  10. asking for repair costs

    That does sound fairly dicey, I'll give you that. How many other collisions occurred? Must have been lots, I would think...
  11. asking for repair costs

    I don't necessarily add to a flame war but there are a couple of issues here: 1. COLREGS don't really give rights or entitlements (like RRS do), they only assign responsibilities. Both the give-way vessel and the stand-on vessel have responsibilities. As stand-on vessel you had the responsibility to avoid collision, the option to "take action to avoid collision by [your] maneuver alone, as soon as it becomes apparent to [you] that the vessel required to keep out of the way is not taking appropriate action", and the responsibility to take action when it got to the point that action by the give-way vessel alone would not be sufficient to avoid collision. So from a COLREGS perspective, in my opinion, you were just as wrong as the port tack boat you hit. 2. It seems to me the proper course of action in both the COLREGS and Corinthian sense would have been for you to take early action to avoid the port tack crosser. You knew that they were racing and would prefer not to have to duck you, and it ought to have become apparent that they didn't see you and/or did not intend to alter course. You say that there were other boats to starboard of you so tacking wouldn't have been a good option, but it seems to me that an early and substantial turn to port to duck the port tacker by a good margin, plus maybe a wave or a hail to let them know you were letting them cross, would not have been an inappropriate course of action for a non-racing boat to take. I believe that's what I would have done in your stead.
  12. Re the Shiloh article, typically Aegis cruisers are at least a second command tour. Wonder what the environment was like on his first CO tour?
  13. Rule 17 - Proper Course rule question
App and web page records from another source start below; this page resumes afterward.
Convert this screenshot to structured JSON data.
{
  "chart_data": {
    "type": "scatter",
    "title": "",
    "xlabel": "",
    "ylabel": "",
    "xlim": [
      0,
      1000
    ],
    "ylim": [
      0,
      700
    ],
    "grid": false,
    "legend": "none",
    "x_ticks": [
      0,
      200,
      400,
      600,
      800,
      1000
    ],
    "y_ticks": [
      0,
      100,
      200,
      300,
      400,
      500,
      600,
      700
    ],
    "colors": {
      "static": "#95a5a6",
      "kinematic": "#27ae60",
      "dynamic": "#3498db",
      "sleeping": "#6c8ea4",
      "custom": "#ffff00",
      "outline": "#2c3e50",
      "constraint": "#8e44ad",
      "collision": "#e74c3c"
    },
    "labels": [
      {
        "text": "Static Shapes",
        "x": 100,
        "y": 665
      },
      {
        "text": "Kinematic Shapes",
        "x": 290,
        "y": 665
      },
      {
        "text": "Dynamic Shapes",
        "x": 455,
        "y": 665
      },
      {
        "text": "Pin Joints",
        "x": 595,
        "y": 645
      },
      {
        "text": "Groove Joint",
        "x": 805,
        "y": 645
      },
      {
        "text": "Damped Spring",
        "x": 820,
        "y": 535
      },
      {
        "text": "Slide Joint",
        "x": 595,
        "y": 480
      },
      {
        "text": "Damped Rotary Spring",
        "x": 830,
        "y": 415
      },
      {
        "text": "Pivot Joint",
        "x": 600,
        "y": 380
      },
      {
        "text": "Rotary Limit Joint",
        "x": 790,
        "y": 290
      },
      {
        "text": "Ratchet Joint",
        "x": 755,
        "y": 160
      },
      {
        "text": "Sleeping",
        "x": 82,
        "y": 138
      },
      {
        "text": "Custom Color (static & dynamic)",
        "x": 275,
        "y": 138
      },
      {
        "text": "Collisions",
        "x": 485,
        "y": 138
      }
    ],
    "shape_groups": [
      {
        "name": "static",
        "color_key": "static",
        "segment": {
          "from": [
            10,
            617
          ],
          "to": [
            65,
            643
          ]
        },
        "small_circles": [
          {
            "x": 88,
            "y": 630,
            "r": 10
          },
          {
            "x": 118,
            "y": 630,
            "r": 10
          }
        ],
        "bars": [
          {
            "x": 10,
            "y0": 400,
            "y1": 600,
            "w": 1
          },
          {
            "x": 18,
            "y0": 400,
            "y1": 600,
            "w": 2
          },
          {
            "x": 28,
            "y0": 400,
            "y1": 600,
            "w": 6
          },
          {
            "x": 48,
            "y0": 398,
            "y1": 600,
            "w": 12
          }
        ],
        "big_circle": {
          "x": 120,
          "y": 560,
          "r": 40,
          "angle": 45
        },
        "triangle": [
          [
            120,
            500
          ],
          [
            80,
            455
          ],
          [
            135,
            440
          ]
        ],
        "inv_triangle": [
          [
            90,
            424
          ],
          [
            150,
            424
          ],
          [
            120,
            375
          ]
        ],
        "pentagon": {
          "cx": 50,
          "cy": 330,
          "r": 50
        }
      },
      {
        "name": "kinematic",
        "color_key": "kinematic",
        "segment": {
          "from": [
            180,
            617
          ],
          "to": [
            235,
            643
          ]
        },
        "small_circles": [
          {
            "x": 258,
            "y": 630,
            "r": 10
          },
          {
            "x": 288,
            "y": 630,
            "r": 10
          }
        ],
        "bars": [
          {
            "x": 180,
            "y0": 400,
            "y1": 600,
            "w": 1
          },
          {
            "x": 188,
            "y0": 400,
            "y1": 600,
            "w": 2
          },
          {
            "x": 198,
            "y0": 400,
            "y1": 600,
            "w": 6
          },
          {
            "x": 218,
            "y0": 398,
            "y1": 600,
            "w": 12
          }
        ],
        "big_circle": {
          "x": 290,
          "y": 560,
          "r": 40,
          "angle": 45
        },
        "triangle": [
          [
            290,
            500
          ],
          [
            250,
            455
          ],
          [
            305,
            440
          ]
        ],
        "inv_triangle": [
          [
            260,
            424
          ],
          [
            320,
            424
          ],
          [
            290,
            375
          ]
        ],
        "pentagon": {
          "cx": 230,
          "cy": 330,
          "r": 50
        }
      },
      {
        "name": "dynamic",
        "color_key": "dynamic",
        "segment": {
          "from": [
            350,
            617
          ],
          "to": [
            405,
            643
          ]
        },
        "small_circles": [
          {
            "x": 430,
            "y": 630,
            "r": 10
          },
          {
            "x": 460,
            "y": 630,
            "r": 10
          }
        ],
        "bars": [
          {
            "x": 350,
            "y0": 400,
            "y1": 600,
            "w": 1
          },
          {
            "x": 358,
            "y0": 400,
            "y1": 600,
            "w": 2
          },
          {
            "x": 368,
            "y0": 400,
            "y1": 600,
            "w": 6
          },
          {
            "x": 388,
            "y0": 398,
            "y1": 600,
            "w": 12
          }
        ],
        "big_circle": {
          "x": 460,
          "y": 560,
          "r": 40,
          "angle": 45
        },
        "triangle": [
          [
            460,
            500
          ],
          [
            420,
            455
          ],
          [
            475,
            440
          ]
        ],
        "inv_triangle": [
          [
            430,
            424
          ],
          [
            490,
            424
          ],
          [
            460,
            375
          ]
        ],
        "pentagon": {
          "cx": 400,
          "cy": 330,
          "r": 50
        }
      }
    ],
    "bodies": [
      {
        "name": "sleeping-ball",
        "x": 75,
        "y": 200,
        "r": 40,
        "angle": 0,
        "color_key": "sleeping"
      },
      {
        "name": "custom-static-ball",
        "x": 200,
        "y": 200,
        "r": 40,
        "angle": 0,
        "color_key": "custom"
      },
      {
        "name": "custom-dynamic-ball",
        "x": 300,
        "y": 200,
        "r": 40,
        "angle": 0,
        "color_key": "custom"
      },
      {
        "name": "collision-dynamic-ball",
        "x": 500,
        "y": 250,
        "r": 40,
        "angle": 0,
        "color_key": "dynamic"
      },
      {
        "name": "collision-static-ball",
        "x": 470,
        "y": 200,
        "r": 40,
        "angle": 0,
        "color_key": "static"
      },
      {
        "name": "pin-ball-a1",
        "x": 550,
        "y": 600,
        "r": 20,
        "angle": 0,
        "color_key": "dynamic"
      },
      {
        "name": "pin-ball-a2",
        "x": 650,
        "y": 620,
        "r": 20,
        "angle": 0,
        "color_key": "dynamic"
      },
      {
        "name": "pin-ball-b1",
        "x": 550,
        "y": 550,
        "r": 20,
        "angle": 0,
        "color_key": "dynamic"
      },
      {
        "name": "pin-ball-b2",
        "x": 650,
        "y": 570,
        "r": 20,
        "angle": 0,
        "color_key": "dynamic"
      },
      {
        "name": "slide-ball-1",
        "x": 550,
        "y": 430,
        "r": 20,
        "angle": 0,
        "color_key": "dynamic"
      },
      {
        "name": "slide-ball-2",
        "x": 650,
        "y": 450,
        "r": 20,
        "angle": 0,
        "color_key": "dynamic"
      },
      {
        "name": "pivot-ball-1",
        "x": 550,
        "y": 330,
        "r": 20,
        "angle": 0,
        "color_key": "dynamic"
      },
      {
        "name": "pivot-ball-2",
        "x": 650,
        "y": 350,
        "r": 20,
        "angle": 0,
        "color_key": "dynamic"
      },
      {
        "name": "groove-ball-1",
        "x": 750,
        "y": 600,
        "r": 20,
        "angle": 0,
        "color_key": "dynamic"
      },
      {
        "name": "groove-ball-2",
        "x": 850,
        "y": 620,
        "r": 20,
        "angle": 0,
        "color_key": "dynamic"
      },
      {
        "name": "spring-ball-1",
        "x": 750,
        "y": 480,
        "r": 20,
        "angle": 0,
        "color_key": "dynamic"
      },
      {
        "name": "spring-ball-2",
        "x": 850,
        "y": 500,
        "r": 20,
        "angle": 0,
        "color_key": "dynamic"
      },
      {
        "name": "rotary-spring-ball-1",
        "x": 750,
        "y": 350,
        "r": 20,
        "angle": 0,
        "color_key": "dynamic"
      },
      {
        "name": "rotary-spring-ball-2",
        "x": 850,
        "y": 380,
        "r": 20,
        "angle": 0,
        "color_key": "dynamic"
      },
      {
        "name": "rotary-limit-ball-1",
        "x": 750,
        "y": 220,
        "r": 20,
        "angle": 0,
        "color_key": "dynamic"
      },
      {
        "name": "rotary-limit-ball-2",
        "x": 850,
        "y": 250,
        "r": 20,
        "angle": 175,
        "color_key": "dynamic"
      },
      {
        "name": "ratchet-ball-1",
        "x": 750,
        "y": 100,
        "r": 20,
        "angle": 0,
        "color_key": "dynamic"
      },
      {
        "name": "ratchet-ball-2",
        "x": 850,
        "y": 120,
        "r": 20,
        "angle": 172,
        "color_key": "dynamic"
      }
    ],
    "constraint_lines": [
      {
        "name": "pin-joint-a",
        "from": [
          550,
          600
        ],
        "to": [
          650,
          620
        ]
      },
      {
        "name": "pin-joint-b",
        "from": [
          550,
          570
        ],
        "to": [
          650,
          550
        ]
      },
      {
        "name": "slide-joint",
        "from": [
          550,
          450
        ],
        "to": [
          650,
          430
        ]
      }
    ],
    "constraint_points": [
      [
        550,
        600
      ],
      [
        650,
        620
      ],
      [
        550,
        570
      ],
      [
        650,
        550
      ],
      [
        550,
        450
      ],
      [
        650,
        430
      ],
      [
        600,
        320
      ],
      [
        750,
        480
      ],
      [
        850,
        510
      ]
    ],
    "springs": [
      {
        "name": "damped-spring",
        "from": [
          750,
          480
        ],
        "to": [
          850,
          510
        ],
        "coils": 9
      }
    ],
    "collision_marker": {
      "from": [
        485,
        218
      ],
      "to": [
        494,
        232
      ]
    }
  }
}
    On the rule 17 side, it sounds likely that B established a new overlap after the gybes and rule 17 was on. Seems to me that B could claim their proper course could be as high as a beam reach, if they wanted to come into the mark on a deeper angle, perhaps to facilitate a takedown. Proper course above beam reach would be a hard sell. And as noted B would have to bear away to the mark and give A mark room as soon as the first of them reached the zone.
  14. Rule 17 - Proper Course rule question

    That still doesn't quite sound like what I think you mean. If B was overlapped to leeward of A (demonstrated by luffing A) just before the zone, then the overlap probably still existed when the first of them reached the zone (or A may have been clear ahead). From that point B is outside (or clear astern) boat and A is entitled to mark room. B luffing A to a heading above the leeward mark inside the zone deprives A of the mark room to which she is entitled. B breaks rule 18.2. The only way B could be clean is if B were clear ahead when they reached the zone. Did I get that right?
  15. Rule 17 - Proper Course rule question

    Brass, did you mean to say if the boats were overlapped when the luffing began ("just outside the zone"), then they must have been overlapped when the first boat crossed into the zone? I don't know how you could luff someone up without an overlap...